• **Instructions to follow**
Whenever a line in the entries below contains "Server", copy that line.

==== Information ====

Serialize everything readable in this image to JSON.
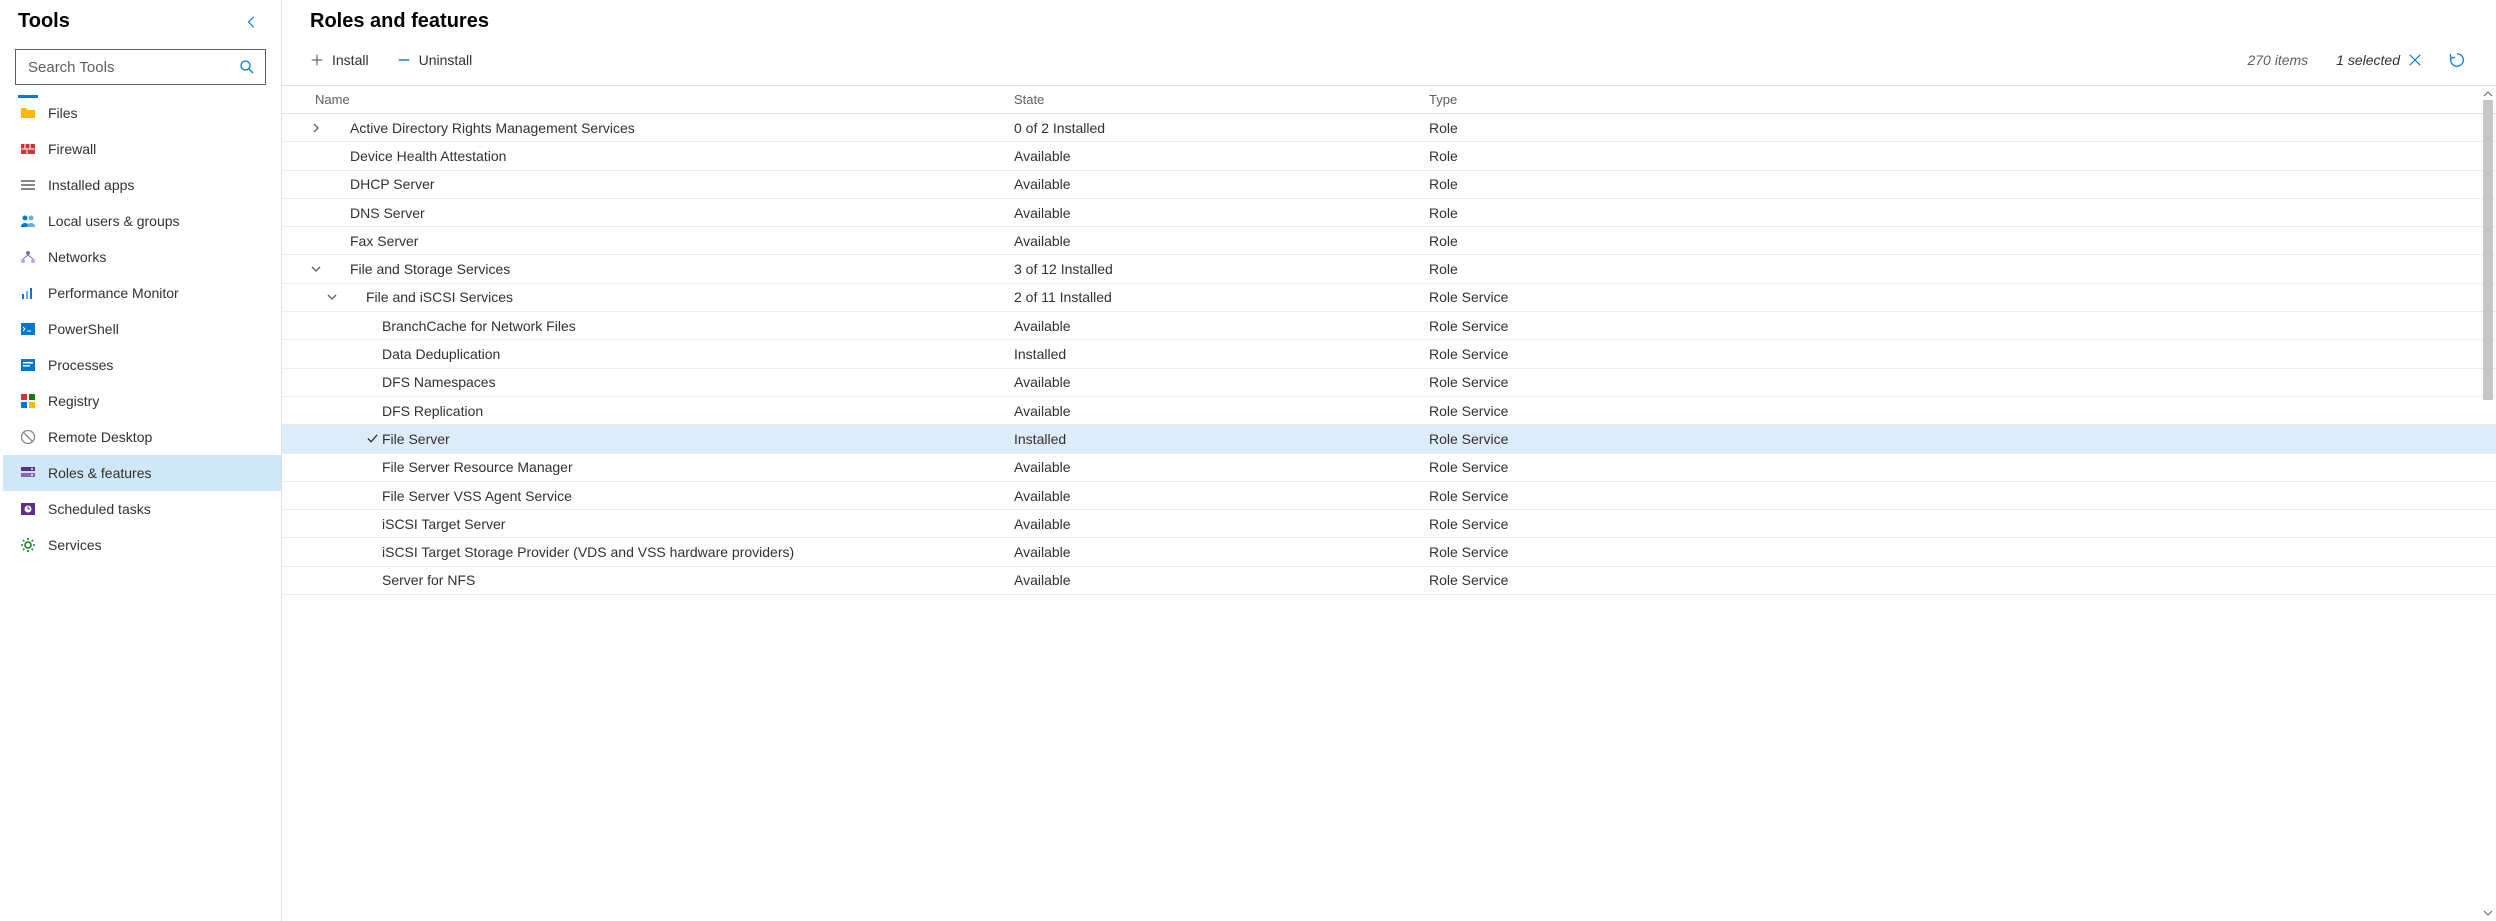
{
  "sidebar": {
    "title": "Tools",
    "search_placeholder": "Search Tools",
    "items": [
      {
        "label": "Files",
        "icon": "folder",
        "color": "#ffb900"
      },
      {
        "label": "Firewall",
        "icon": "firewall",
        "color": "#d13438"
      },
      {
        "label": "Installed apps",
        "icon": "apps",
        "color": "#605e5c"
      },
      {
        "label": "Local users & groups",
        "icon": "users",
        "color": "#0078d4"
      },
      {
        "label": "Networks",
        "icon": "network",
        "color": "#8764b8"
      },
      {
        "label": "Performance Monitor",
        "icon": "perf",
        "color": "#0078d4"
      },
      {
        "label": "PowerShell",
        "icon": "terminal",
        "color": "#0078d4"
      },
      {
        "label": "Processes",
        "icon": "process",
        "color": "#0078d4"
      },
      {
        "label": "Registry",
        "icon": "registry",
        "color": "#107c10"
      },
      {
        "label": "Remote Desktop",
        "icon": "remote",
        "color": "#8a8886"
      },
      {
        "label": "Roles & features",
        "icon": "roles",
        "color": "#5c2e91",
        "selected": true
      },
      {
        "label": "Scheduled tasks",
        "icon": "tasks",
        "color": "#5c2e91"
      },
      {
        "label": "Services",
        "icon": "services",
        "color": "#107c10"
      }
    ]
  },
  "main": {
    "title": "Roles and features",
    "install_label": "Install",
    "uninstall_label": "Uninstall",
    "item_count": "270 items",
    "selected_count": "1 selected",
    "columns": {
      "name": "Name",
      "state": "State",
      "type": "Type"
    },
    "rows": [
      {
        "level": 0,
        "expander": "right",
        "name": "Active Directory Rights Management Services",
        "state": "0 of 2 Installed",
        "type": "Role"
      },
      {
        "level": 0,
        "name": "Device Health Attestation",
        "state": "Available",
        "type": "Role"
      },
      {
        "level": 0,
        "name": "DHCP Server",
        "state": "Available",
        "type": "Role"
      },
      {
        "level": 0,
        "name": "DNS Server",
        "state": "Available",
        "type": "Role"
      },
      {
        "level": 0,
        "name": "Fax Server",
        "state": "Available",
        "type": "Role"
      },
      {
        "level": 0,
        "expander": "down",
        "name": "File and Storage Services",
        "state": "3 of 12 Installed",
        "type": "Role"
      },
      {
        "level": 1,
        "expander": "down",
        "name": "File and iSCSI Services",
        "state": "2 of 11 Installed",
        "type": "Role Service"
      },
      {
        "level": 2,
        "name": "BranchCache for Network Files",
        "state": "Available",
        "type": "Role Service"
      },
      {
        "level": 2,
        "name": "Data Deduplication",
        "state": "Installed",
        "type": "Role Service"
      },
      {
        "level": 2,
        "name": "DFS Namespaces",
        "state": "Available",
        "type": "Role Service"
      },
      {
        "level": 2,
        "name": "DFS Replication",
        "state": "Available",
        "type": "Role Service"
      },
      {
        "level": 2,
        "name": "File Server",
        "state": "Installed",
        "type": "Role Service",
        "selected": true,
        "checked": true
      },
      {
        "level": 2,
        "name": "File Server Resource Manager",
        "state": "Available",
        "type": "Role Service"
      },
      {
        "level": 2,
        "name": "File Server VSS Agent Service",
        "state": "Available",
        "type": "Role Service"
      },
      {
        "level": 2,
        "name": "iSCSI Target Server",
        "state": "Available",
        "type": "Role Service"
      },
      {
        "level": 2,
        "name": "iSCSI Target Storage Provider (VDS and VSS hardware providers)",
        "state": "Available",
        "type": "Role Service"
      },
      {
        "level": 2,
        "name": "Server for NFS",
        "state": "Available",
        "type": "Role Service"
      }
    ]
  }
}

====

• **Solution below**
        "name": "DHCP Server",
        "name": "DNS Server",
        "name": "Fax Server",
        "name": "File Server",
        "name": "File Server Resource Manager",
        "name": "File Server VSS Agent Service",
        "name": "iSCSI Target Server",
        "name": "Server for NFS",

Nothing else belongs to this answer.